Everything’s Bigger in Texas – Including Playa Lakes
Playa lakes are a type of shallow wetland that typically form after rainfall. They can be found across the Southern High Plains, in states such as Oklahoma, New Mexico, Colorado, and Kansas – but the highest density of playas can be found in Texas. Up to 30,000 playa lakes can be found in this region, with many in west Texas. Most playas are smaller than 30 acres, but some can be as large as 800 acres.
Why care about playa lakes?
Playa lakes are a critical source of water in a region that receives less than 20 inches of rainfall on average every year. They are an important source of groundwater recharge for the Ogallala aquifer. Aquifers can be thought of as a vast underground reservoir of water, and the Ogallala aquifer is the biggest in the country. In 2013, the Ogallala dropped nearly one and a half feet. Lying under 225,000 square miles across the Great Plains, the Ogallala aquifer provides 30 percent of all groundwater used for irrigation and an estimated 2 million people rely on it as a source of their drinking water. In addition to recharging the Ogallala aquifer, playa lakes help to store floodwaters and provide critical habitat [PDF] for millions of shorebirds and waterfowl such as sandpipers, ducks, and cranes that stop along the playas on their migration routes.

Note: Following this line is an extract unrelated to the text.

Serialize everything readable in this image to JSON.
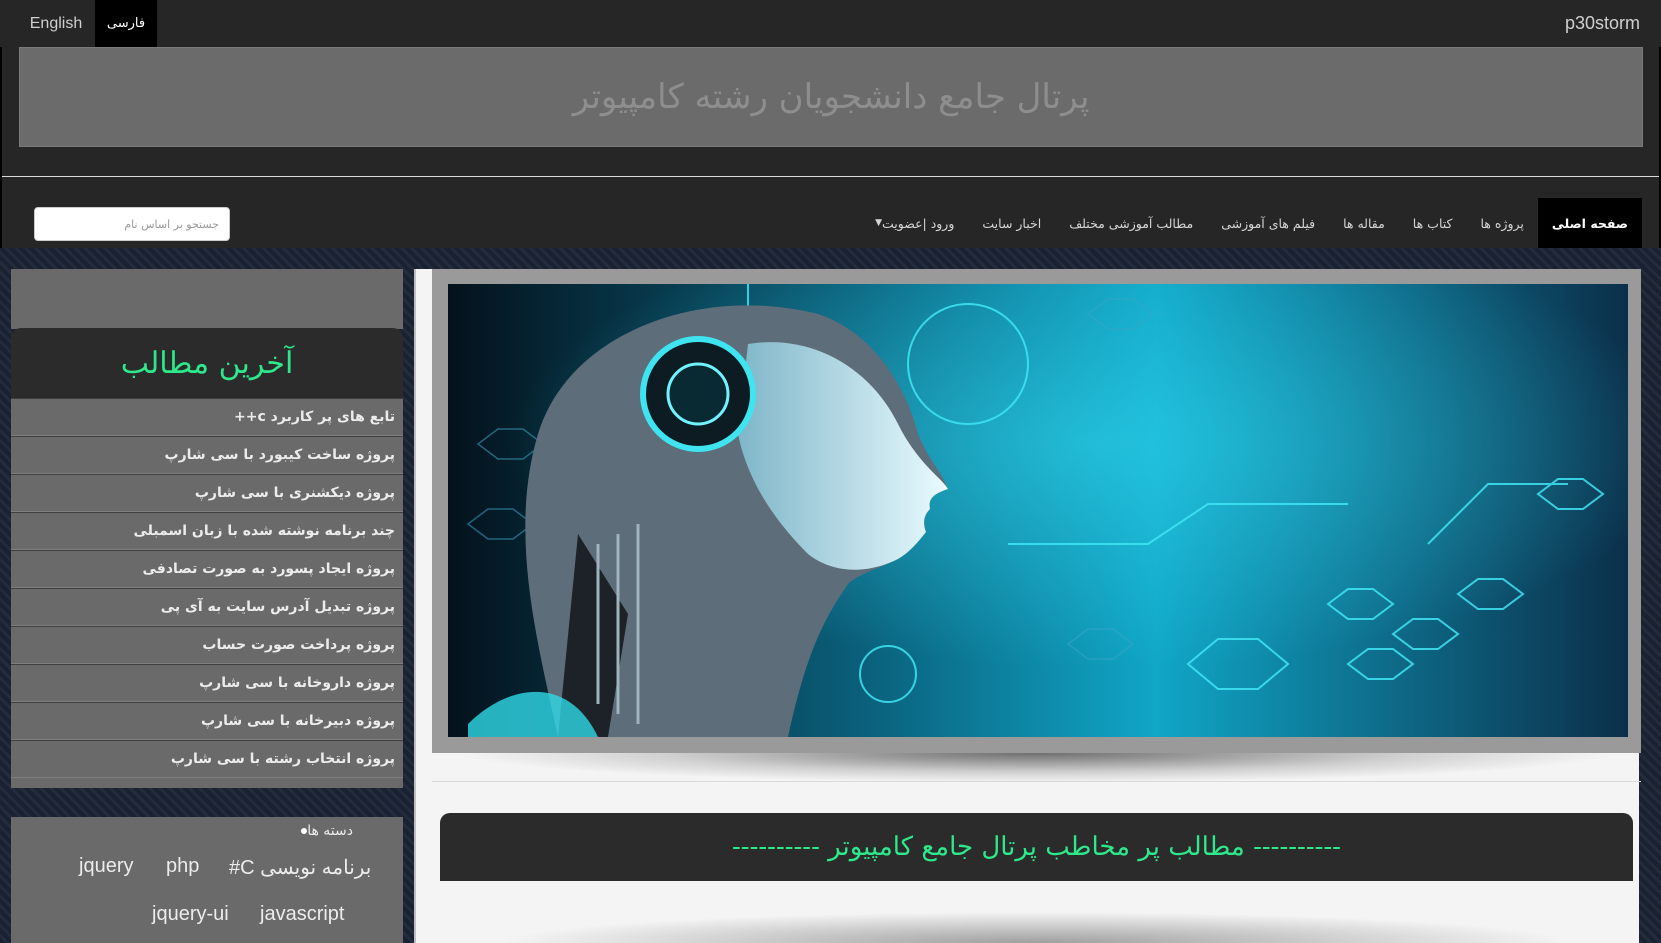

Are playa lakes protected under the Clean Water Act?
The Army Corps of Engineers and the Environmental Protection Agency (EPA) recently released a draft Clean Water Rule to reduce uncertainty surrounding what types of waters are and are not protected under the Clean Water Act. When the Clean Water Act was enacted in 1972, it was interpreted broadly to provide comprehensive protections. However, two Supreme Court cases in 2001 and 2006 put protections for small streams and wetlands into question. The result has been declining enforcement and increasing uncertainty about what waters are actually protected.
Similar to prairie potholes, right now it’s unlikely that playa lakes would be protected. This means that there would be no limits set or permits required for polluters to fill in or damage playa lakes. Although they are sometimes considered “geographically isolated” [PDF] wetlands, playa lakes demonstrate a range of connections from providing critical habitat in the Southern High Plains region to helping store floodwaters.
The proposed Clean Water Rule acknowledges these connections and sets up a process where playa lakes and similar “other waters” that lie outside of the floodplain can be protected under the Clean Water Act. These waters collectively with other similar waters must demonstrate a significant connection to downstream waters, meaning that those waters have a more than speculative impact on the chemical, physical, and biological integrity of downstream protected waters. Although playa lakes aren’t categorically protected right now under the draft rule, the EPA and the Army Corps are looking for input about whether they should be.